Ignoring things like cordless phones, which have their own special carve-out allowing them high powered transmissions in the 902-928Mhz ISM band, I read the FCC rules governing the 902-928Mhz band as comprising 3 buckets rather than just the two you mentioned:

1.  Spread spectrum and frequency hopping are allowed up to 1 watt. Governed by Part 15.247. However, RFM69x doesn't do spread spectrum, so it doesn't match that bucket.  I'm not sure what potential, if any, it has for doing frequency hopping (though there is a section of the datasheet, Section 4.2.5, entitled " Optimized Frequency Hopping Sequences" which I haven't yet read).  I need to look to into that more, but for now, until proven otherwise, it would appear the RFM69 doesn't fit this bucket.
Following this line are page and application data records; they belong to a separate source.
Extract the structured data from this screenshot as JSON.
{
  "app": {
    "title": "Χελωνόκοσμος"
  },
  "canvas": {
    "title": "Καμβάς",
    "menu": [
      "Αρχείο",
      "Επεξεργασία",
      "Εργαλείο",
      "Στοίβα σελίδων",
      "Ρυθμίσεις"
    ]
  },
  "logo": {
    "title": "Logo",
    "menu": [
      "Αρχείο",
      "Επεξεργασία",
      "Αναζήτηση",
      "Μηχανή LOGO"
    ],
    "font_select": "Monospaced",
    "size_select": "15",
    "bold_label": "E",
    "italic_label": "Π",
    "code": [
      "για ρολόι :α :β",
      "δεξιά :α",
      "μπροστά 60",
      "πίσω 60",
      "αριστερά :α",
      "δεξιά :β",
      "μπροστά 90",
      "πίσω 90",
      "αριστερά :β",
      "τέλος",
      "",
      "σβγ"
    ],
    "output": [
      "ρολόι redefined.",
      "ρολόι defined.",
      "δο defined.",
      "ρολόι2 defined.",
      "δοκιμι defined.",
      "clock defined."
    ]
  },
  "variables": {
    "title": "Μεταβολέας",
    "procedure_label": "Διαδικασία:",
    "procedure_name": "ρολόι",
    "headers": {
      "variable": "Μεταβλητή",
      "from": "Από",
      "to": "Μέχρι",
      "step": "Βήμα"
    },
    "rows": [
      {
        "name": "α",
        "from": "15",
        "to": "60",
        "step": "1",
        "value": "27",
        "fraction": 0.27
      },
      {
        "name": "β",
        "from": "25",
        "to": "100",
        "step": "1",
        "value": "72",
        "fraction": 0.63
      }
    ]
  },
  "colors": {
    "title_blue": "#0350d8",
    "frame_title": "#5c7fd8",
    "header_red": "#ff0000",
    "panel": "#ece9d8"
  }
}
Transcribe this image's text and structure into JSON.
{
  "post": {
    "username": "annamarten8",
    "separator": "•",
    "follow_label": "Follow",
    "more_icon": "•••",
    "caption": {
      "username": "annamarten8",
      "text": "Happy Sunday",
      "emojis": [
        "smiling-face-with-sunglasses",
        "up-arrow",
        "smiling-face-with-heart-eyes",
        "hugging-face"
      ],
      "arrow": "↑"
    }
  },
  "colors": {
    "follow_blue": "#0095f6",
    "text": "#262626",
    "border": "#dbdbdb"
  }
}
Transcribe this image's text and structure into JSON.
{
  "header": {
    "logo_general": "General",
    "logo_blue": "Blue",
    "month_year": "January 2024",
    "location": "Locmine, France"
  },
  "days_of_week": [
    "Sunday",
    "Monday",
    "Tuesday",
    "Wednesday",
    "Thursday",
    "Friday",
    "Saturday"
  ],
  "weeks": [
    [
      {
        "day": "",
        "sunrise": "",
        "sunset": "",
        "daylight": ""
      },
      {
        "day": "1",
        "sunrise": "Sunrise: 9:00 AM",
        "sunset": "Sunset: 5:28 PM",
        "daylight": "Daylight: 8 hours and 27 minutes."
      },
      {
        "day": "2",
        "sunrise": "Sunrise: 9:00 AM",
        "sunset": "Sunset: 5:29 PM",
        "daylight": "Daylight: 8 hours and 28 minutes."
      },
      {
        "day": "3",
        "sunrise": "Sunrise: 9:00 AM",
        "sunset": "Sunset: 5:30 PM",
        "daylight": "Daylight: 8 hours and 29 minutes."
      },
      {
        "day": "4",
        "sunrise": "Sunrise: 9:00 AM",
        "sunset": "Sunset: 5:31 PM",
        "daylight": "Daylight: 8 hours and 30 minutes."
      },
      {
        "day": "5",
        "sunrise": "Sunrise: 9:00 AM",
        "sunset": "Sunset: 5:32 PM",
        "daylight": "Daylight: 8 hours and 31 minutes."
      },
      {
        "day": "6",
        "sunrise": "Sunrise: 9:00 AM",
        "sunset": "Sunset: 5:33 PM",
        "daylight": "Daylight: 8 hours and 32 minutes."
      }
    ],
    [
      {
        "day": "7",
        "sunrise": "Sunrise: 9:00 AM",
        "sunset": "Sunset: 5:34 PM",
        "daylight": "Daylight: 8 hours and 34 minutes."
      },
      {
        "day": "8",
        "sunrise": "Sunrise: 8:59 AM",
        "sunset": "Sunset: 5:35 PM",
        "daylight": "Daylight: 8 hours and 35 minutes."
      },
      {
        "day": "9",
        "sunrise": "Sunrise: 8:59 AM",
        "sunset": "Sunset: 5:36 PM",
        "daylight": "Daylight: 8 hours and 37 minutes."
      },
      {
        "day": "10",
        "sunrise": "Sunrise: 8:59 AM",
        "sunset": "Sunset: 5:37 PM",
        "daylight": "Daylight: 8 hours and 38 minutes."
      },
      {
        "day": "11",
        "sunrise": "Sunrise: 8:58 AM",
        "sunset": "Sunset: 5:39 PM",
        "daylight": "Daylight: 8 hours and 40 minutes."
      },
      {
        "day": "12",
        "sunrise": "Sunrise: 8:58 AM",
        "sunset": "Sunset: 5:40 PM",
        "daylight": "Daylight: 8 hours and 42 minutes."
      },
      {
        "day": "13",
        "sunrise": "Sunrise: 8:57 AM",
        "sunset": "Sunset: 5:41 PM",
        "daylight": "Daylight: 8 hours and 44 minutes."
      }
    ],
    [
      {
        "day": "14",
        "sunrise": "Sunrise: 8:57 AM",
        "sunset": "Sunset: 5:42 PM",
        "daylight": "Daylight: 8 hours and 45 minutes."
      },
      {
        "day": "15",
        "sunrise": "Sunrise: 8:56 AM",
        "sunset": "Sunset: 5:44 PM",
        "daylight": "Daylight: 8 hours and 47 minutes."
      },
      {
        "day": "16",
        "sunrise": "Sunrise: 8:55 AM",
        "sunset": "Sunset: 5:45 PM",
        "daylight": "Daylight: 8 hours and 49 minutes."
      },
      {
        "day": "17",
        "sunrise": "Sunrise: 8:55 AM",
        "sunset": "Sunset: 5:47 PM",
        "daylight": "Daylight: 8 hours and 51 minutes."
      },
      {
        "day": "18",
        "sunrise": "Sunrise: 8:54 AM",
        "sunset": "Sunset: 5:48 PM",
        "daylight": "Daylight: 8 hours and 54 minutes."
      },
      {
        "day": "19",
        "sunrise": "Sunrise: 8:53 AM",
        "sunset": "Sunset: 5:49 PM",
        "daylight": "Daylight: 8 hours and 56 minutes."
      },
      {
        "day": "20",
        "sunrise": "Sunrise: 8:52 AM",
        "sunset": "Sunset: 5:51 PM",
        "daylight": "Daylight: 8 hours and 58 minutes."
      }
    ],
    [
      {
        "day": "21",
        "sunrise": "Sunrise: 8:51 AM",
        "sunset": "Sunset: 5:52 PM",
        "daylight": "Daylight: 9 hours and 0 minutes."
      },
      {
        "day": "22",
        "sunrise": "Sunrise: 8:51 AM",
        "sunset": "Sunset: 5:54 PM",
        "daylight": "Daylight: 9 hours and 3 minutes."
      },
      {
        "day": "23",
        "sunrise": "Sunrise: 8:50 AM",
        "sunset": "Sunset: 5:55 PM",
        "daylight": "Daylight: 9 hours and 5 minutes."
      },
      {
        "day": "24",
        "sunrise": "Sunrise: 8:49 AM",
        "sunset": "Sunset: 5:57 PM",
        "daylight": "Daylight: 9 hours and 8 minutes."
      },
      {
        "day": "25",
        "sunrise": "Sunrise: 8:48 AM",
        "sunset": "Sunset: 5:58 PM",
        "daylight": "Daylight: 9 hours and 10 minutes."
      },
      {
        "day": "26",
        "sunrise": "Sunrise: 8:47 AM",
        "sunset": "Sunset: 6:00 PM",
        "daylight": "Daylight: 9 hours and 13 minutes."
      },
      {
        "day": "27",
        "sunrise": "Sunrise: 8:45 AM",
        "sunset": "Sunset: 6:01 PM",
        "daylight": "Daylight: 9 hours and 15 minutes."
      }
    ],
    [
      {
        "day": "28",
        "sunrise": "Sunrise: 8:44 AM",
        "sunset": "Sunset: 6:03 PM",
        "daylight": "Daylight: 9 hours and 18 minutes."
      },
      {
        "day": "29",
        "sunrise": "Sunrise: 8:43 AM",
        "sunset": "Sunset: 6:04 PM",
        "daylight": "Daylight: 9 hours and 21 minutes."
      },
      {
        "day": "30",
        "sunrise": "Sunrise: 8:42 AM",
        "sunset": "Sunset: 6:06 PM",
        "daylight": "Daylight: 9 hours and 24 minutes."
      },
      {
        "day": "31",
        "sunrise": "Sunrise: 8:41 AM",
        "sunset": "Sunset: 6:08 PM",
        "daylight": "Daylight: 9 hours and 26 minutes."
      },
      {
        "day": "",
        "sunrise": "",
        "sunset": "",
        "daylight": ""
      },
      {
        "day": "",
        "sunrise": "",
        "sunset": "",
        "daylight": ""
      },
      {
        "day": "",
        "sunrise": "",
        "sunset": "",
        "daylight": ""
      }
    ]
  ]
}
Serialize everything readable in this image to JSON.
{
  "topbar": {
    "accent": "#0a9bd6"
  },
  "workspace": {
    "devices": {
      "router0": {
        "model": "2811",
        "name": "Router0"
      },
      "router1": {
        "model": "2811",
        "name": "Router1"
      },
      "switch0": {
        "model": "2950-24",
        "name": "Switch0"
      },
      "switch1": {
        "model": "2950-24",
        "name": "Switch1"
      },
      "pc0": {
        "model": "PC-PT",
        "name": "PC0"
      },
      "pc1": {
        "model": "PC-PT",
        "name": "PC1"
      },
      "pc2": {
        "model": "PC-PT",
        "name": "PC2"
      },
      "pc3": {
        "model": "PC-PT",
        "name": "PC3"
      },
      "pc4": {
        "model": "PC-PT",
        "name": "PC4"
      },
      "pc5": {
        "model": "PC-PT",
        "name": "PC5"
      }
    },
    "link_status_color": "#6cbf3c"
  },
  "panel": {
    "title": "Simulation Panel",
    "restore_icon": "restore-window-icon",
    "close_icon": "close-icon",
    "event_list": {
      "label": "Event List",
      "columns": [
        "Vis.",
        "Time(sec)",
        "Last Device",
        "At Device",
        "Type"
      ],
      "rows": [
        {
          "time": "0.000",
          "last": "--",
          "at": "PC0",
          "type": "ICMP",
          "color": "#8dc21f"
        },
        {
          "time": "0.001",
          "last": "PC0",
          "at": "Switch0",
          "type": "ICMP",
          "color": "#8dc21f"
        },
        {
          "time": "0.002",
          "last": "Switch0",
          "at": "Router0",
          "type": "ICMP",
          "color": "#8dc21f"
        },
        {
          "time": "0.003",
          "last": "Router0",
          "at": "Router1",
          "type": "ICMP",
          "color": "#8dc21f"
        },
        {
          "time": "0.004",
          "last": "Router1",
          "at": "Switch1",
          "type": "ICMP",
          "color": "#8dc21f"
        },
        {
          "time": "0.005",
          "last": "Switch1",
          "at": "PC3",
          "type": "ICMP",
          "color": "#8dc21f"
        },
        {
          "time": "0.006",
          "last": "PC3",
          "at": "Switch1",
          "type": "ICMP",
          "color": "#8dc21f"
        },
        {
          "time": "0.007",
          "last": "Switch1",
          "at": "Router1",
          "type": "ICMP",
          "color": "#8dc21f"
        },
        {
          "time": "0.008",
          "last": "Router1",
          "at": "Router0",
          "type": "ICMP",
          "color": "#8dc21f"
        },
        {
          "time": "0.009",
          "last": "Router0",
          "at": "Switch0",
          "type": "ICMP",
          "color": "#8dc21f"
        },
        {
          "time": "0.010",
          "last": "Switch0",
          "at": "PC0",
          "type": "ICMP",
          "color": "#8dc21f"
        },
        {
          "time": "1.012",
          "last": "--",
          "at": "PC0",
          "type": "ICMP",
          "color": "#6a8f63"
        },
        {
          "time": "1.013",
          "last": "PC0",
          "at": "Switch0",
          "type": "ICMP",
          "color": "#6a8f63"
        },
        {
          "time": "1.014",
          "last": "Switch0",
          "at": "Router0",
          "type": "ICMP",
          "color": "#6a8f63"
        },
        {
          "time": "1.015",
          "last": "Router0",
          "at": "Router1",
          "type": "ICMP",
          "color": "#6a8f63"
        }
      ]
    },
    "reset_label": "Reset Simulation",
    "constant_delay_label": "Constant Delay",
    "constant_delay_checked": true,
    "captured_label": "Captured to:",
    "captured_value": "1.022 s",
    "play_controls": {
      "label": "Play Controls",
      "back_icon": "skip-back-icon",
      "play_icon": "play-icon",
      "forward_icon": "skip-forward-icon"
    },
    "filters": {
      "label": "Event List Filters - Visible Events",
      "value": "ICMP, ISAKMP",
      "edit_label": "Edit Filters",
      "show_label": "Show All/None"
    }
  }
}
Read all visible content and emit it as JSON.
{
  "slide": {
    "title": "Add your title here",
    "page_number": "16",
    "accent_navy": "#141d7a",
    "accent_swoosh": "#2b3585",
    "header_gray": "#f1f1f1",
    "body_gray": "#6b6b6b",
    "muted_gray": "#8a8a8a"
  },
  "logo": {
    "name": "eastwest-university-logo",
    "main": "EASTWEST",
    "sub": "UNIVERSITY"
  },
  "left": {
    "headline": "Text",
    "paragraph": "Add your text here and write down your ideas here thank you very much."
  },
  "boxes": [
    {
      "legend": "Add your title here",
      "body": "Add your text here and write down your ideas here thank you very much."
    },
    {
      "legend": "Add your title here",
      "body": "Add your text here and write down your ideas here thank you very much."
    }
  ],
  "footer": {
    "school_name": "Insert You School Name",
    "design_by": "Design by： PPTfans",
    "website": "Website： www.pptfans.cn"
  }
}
2.  Digital Transmission System (DTS).  Also governed by Part 15.247.  These devices are limited to a peak of 8dbm across any 3khz band.  Also, the 6db bandwidth must be at least 500Khz.  The Semtech paper I cited above is clearly trying to identify modes of operation (Tables 1 and 2) for the RFM69 to make the case that an RFM69 could qualify as a DTS if operated within those parameters.  Why?  Because the alternative is the third bucket (below), which appears to be generally more restrictive.

3.  "Everything else" (as you call it).  Governed by Part 15.249.  The *average* Tx power is limited to no more than -1.12Dbm (roughly 0.77mw) and can have a *peak* of no more than 18.9dbm (about 78mw).  Here's the rub: to calculate the average power using the rules of Part 15.249, you must determine what the worst possible duty cycle will ever be over a 100ms window.  Applying a duty cycle correction factor based on that worst case duty cycle to the Peak Power yields a number which must be no more than -1.12dbm.  So, the way I see it, you must either guarantee a very short worst-case duty cycle, or else your peak Tx power must be low, or some combination of both.  Maybe there exist applications where the RFM69x can easily operate within those constraints, but if so, it's not intuitively obvious to me what they all might be.  Speaking generally, the Part 15.249 rules don't appear to leave much wiggle room.  That said, I suppose there's a chance you might get lucky when it comes to fitting your application within those constraints.  For instance, maybe operating the RFM69 at a high bitrate while transmitting only a single very short packet (with, say, a 100ms rest interval between packets) might get you in or near the ballpark while still allowing a relatively high Tx power.  Returning to my OP (above) and perhaps answering my own question, maybe the RFM69HW might outshine the RFM69W in that scenario and prove its worth all while maintaining compliance with the relevant FCC rules.  :)

I was going to edit this earlier post, but it seems to have been made unmodifiable.  The addendum I was going to add is that after a second reading of the rules, it looks like frequency hopping might possibly be a viable option after all:  https://lowpowerlab.com/forum/index.php/topic,1819.msg13036.html#msg13036